COLUMBIA — Explosive, yet potentially self-destructive.
This is the story of the Missouri football team in the first two games of 2007. A team that can easily break out on offense can just as easily be the source of its own undoing.
“I think it’s just guys, including myself, losing the intensity and focus you need to finish the game,” defensive tackle Lorenzo Williams said. “It seems like we are getting up by 30 points, but we give a big play to the other team, and all of a sudden we lose focus of what we’re doing.”
The team will open up its home season Saturday against Western Michigan after playing games in St. Louis and at Mississippi. Despite the great support they had on the road the previous two games, players said they are ready to be home for a change.

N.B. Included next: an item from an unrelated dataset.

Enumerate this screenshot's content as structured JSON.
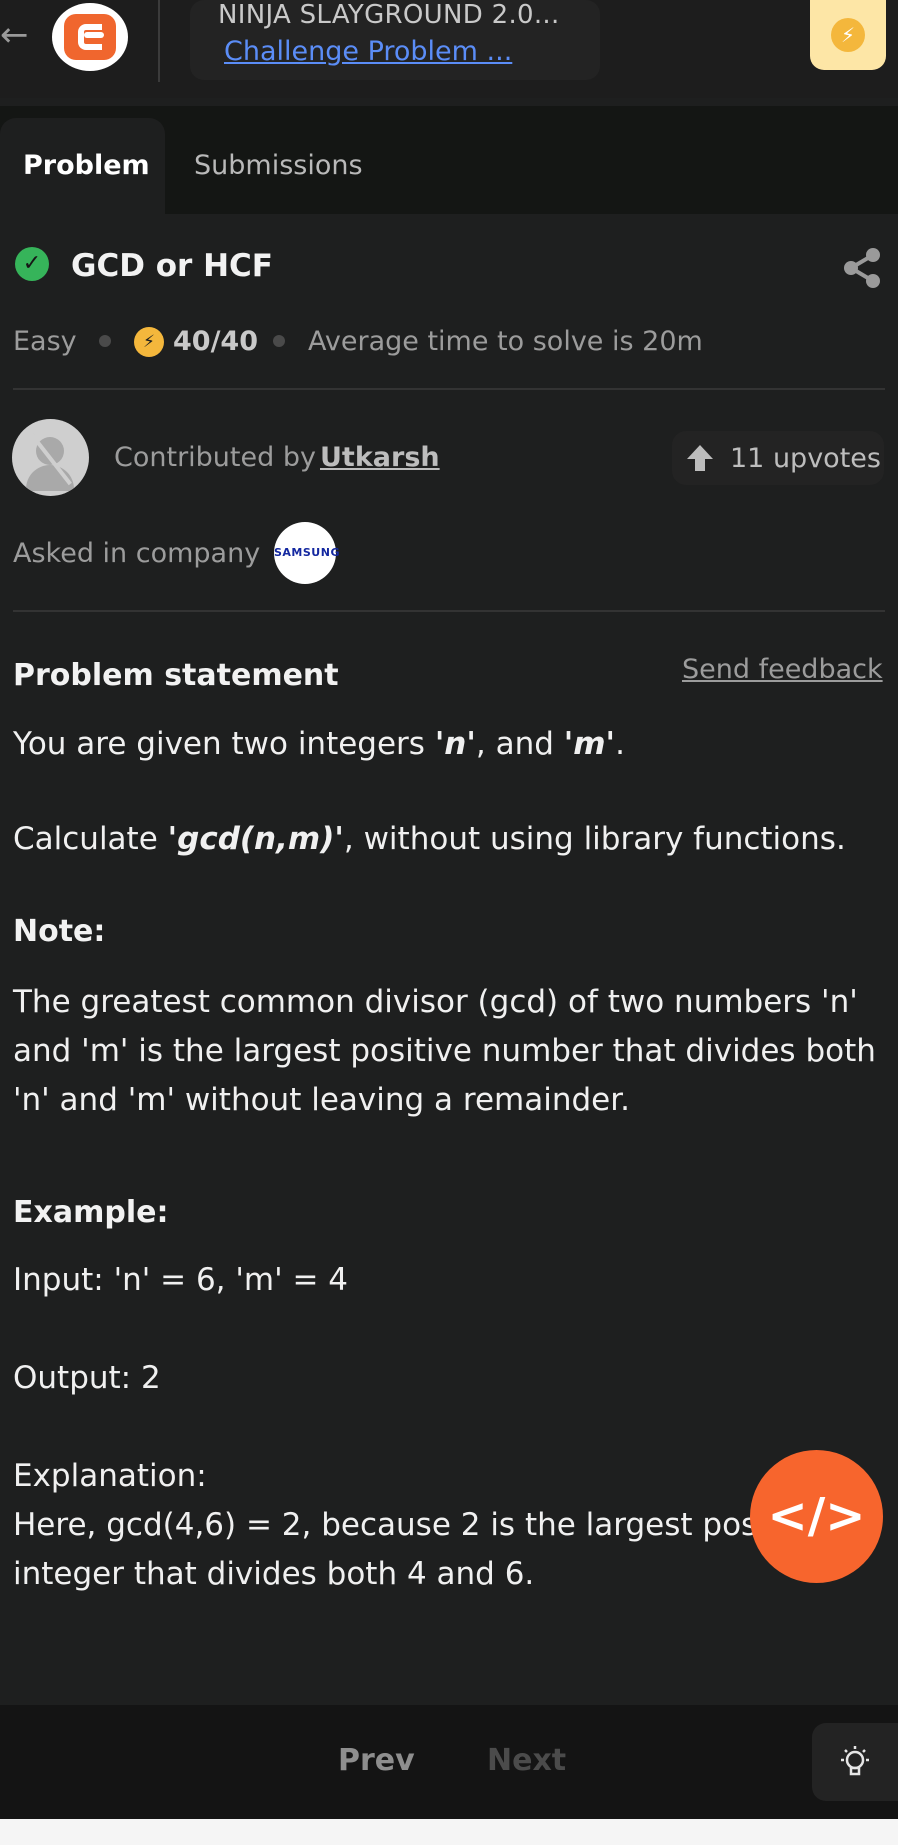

“The fans have been really good to us. We had a great showing down at Ole Miss,” linebacker Brock Christopher said. “They’ve been very supportive, so the team is really excited about getting back to Faurot Field.”
A familiar face on the opposing sideline will be Broncos head coach Bill Cubit, a former Tigers offensive coordinator. The Broncos (0-2) are from the Mid-American Conference, a league that has produced some major talent in terms of players and coaches.
MU coach Gary Pinkel was at the helm of the Toledo Rockets, another MAC program, from 1991 to 2000. He makes no qualms about the high regard he has for the league.
“You all know the respect I have for that league and the great players that come out of that league,” Pinkel said. “Western Michigan went to a bowl game last year and probably will go to one this year, and it will certainly be a great challenge for us.”
The preseason pick to win the MAC’s Western Division, Western Michigan has had a rough go on the field so far this season. However, they do feature receiver Jamarko Simmons, a sophomore who has 14 receptions in each of his past two games.
These numbers are not lost on a Tigers defense that is giving up an average of 310.5 yards passing .
“His numbers in the first two games are pretty staggering and we’re certainly aware of him,” Pinkel said. “He’s a big play receiver and obviously we’re going to have to know where he is at on the field.”
The defense is not alone in its ability to put opponents away in the second half. Key defensive plays down the stretch have preserved the past two wins after the offense has stalled. That has been a bright spot for the defense, but an illustration the offense is not closing out the game the way it would like.
“I think we’ve seen a lot of good production at times,” Pinkel said. “We’re not doing real well at the end of the third quarter and fourth quarter, just look at the numbers.”
With just two nonconference games left, coaches know that closing out has to be a priority.
“Trends aren’t good,” Pinkel said. “If you give up seven points in the first half, six points in the other game, and all of a sudden you’re not playing very well and that’s a combination of a lot of things. I have to get it fixed.”